*Exercise directions*:
Make a verbatim copy of all the records.

Interface dataset entries
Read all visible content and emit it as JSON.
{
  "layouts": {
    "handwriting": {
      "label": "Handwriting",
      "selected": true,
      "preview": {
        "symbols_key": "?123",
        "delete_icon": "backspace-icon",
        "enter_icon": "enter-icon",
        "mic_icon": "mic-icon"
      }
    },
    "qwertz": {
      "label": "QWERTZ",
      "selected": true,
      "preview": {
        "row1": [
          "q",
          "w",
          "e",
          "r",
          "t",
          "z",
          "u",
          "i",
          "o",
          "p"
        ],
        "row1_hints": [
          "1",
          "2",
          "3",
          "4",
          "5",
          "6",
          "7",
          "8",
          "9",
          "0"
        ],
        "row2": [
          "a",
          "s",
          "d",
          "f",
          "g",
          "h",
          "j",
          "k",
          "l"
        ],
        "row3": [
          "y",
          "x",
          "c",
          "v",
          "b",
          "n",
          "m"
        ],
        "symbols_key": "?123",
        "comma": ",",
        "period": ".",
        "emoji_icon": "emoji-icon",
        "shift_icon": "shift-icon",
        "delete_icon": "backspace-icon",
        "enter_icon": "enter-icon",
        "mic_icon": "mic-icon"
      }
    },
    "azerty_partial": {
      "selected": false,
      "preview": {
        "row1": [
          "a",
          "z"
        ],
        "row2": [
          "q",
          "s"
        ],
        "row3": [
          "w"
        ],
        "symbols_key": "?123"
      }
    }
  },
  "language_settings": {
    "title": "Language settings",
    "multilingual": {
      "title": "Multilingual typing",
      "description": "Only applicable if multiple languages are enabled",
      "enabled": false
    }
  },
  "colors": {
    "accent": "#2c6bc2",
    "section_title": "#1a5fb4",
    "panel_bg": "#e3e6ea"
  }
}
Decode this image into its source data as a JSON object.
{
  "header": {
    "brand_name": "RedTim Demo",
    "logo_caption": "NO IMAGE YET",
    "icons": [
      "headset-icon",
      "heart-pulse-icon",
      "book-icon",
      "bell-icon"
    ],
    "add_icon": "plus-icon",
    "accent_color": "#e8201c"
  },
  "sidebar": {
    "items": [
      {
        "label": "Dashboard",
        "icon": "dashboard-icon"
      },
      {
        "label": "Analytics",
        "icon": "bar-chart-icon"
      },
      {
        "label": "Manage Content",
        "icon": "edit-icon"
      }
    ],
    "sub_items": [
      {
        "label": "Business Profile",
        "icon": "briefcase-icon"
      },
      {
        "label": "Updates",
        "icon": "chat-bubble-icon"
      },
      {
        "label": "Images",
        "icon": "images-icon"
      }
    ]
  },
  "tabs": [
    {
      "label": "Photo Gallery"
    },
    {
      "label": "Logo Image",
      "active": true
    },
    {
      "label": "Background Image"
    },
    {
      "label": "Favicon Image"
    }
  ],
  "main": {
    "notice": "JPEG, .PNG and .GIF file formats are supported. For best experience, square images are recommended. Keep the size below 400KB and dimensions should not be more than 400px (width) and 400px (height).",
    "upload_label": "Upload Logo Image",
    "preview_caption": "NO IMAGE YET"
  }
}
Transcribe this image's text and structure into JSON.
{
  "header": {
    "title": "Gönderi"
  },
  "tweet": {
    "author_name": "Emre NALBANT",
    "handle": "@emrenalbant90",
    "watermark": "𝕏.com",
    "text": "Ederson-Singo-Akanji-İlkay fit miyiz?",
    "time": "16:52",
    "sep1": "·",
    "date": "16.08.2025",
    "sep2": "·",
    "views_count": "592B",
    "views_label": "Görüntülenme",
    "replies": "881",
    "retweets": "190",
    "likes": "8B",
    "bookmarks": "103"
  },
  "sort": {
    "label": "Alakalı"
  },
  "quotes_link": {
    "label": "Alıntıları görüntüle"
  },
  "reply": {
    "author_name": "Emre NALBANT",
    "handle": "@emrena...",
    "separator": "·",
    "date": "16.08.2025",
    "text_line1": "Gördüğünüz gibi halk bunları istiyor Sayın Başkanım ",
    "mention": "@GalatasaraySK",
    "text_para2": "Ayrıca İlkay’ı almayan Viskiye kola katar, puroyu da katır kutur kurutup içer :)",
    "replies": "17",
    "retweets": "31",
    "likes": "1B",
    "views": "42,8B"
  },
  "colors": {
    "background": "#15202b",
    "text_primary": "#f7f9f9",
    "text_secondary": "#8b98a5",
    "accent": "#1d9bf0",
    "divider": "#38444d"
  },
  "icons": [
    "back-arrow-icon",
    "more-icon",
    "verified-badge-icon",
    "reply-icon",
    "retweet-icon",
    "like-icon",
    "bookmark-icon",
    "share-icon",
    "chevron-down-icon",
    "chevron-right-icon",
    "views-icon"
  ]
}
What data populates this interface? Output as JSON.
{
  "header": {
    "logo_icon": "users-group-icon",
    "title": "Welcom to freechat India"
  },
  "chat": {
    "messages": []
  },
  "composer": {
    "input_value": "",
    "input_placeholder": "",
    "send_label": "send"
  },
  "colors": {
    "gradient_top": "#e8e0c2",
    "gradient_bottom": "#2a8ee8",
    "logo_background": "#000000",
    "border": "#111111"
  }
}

*Exercise response*:
Read all visible content and emit it as JSON.
{
  "layouts": {
    "handwriting": {
      "label": "Handwriting",
      "selected": true,
      "preview": {
        "symbols_key": "?123",
        "delete_icon": "backspace-icon",
        "enter_icon": "enter-icon",
        "mic_icon": "mic-icon"
      }
    },
    "qwertz": {
      "label": "QWERTZ",
      "selected": true,
      "preview": {
        "row1": [
          "q",
          "w",
          "e",
          "r",
          "t",
          "z",
          "u",
          "i",
          "o",
          "p"
        ],
        "row1_hints": [
          "1",
          "2",
          "3",
          "4",
          "5",
          "6",
          "7",
          "8",
          "9",
          "0"
        ],
        "row2": [
          "a",
          "s",
          "d",
          "f",
          "g",
          "h",
          "j",
          "k",
          "l"
        ],
        "row3": [
          "y",
          "x",
          "c",
          "v",
          "b",
          "n",
          "m"
        ],
        "symbols_key": "?123",
        "comma": ",",
        "period": ".",
        "emoji_icon": "emoji-icon",
        "shift_icon": "shift-icon",
        "delete_icon": "backspace-icon",
        "enter_icon": "enter-icon",
        "mic_icon": "mic-icon"
      }
    },
    "azerty_partial": {
      "selected": false,
      "preview": {
        "row1": [
          "a",
          "z"
        ],
        "row2": [
          "q",
          "s"
        ],
        "row3": [
          "w"
        ],
        "symbols_key": "?123"
      }
    }
  },
  "language_settings": {
    "title": "Language settings",
    "multilingual": {
      "title": "Multilingual typing",
      "description": "Only applicable if multiple languages are enabled",
      "enabled": false
    }
  },
  "colors": {
    "accent": "#2c6bc2",
    "section_title": "#1a5fb4",
    "panel_bg": "#e3e6ea"
  }
}
Decode this image into its source data as a JSON object.
{
  "header": {
    "brand_name": "RedTim Demo",
    "logo_caption": "NO IMAGE YET",
    "icons": [
      "headset-icon",
      "heart-pulse-icon",
      "book-icon",
      "bell-icon"
    ],
    "add_icon": "plus-icon",
    "accent_color": "#e8201c"
  },
  "sidebar": {
    "items": [
      {
        "label": "Dashboard",
        "icon": "dashboard-icon"
      },
      {
        "label": "Analytics",
        "icon": "bar-chart-icon"
      },
      {
        "label": "Manage Content",
        "icon": "edit-icon"
      }
    ],
    "sub_items": [
      {
        "label": "Business Profile",
        "icon": "briefcase-icon"
      },
      {
        "label": "Updates",
        "icon": "chat-bubble-icon"
      },
      {
        "label": "Images",
        "icon": "images-icon"
      }
    ]
  },
  "tabs": [
    {
      "label": "Photo Gallery"
    },
    {
      "label": "Logo Image",
      "active": true
    },
    {
      "label": "Background Image"
    },
    {
      "label": "Favicon Image"
    }
  ],
  "main": {
    "notice": "JPEG, .PNG and .GIF file formats are supported. For best experience, square images are recommended. Keep the size below 400KB and dimensions should not be more than 400px (width) and 400px (height).",
    "upload_label": "Upload Logo Image",
    "preview_caption": "NO IMAGE YET"
  }
}
Transcribe this image's text and structure into JSON.
{
  "header": {
    "title": "Gönderi"
  },
  "tweet": {
    "author_name": "Emre NALBANT",
    "handle": "@emrenalbant90",
    "watermark": "𝕏.com",
    "text": "Ederson-Singo-Akanji-İlkay fit miyiz?",
    "time": "16:52",
    "sep1": "·",
    "date": "16.08.2025",
    "sep2": "·",
    "views_count": "592B",
    "views_label": "Görüntülenme",
    "replies": "881",
    "retweets": "190",
    "likes": "8B",
    "bookmarks": "103"
  },
  "sort": {
    "label": "Alakalı"
  },
  "quotes_link": {
    "label": "Alıntıları görüntüle"
  },
  "reply": {
    "author_name": "Emre NALBANT",
    "handle": "@emrena...",
    "separator": "·",
    "date": "16.08.2025",
    "text_line1": "Gördüğünüz gibi halk bunları istiyor Sayın Başkanım ",
    "mention": "@GalatasaraySK",
    "text_para2": "Ayrıca İlkay’ı almayan Viskiye kola katar, puroyu da katır kutur kurutup içer :)",
    "replies": "17",
    "retweets": "31",
    "likes": "1B",
    "views": "42,8B"
  },
  "colors": {
    "background": "#15202b",
    "text_primary": "#f7f9f9",
    "text_secondary": "#8b98a5",
    "accent": "#1d9bf0",
    "divider": "#38444d"
  },
  "icons": [
    "back-arrow-icon",
    "more-icon",
    "verified-badge-icon",
    "reply-icon",
    "retweet-icon",
    "like-icon",
    "bookmark-icon",
    "share-icon",
    "chevron-down-icon",
    "chevron-right-icon",
    "views-icon"
  ]
}
What data populates this interface? Output as JSON.
{
  "header": {
    "logo_icon": "users-group-icon",
    "title": "Welcom to freechat India"
  },
  "chat": {
    "messages": []
  },
  "composer": {
    "input_value": "",
    "input_placeholder": "",
    "send_label": "send"
  },
  "colors": {
    "gradient_top": "#e8e0c2",
    "gradient_bottom": "#2a8ee8",
    "logo_background": "#000000",
    "border": "#111111"
  }
}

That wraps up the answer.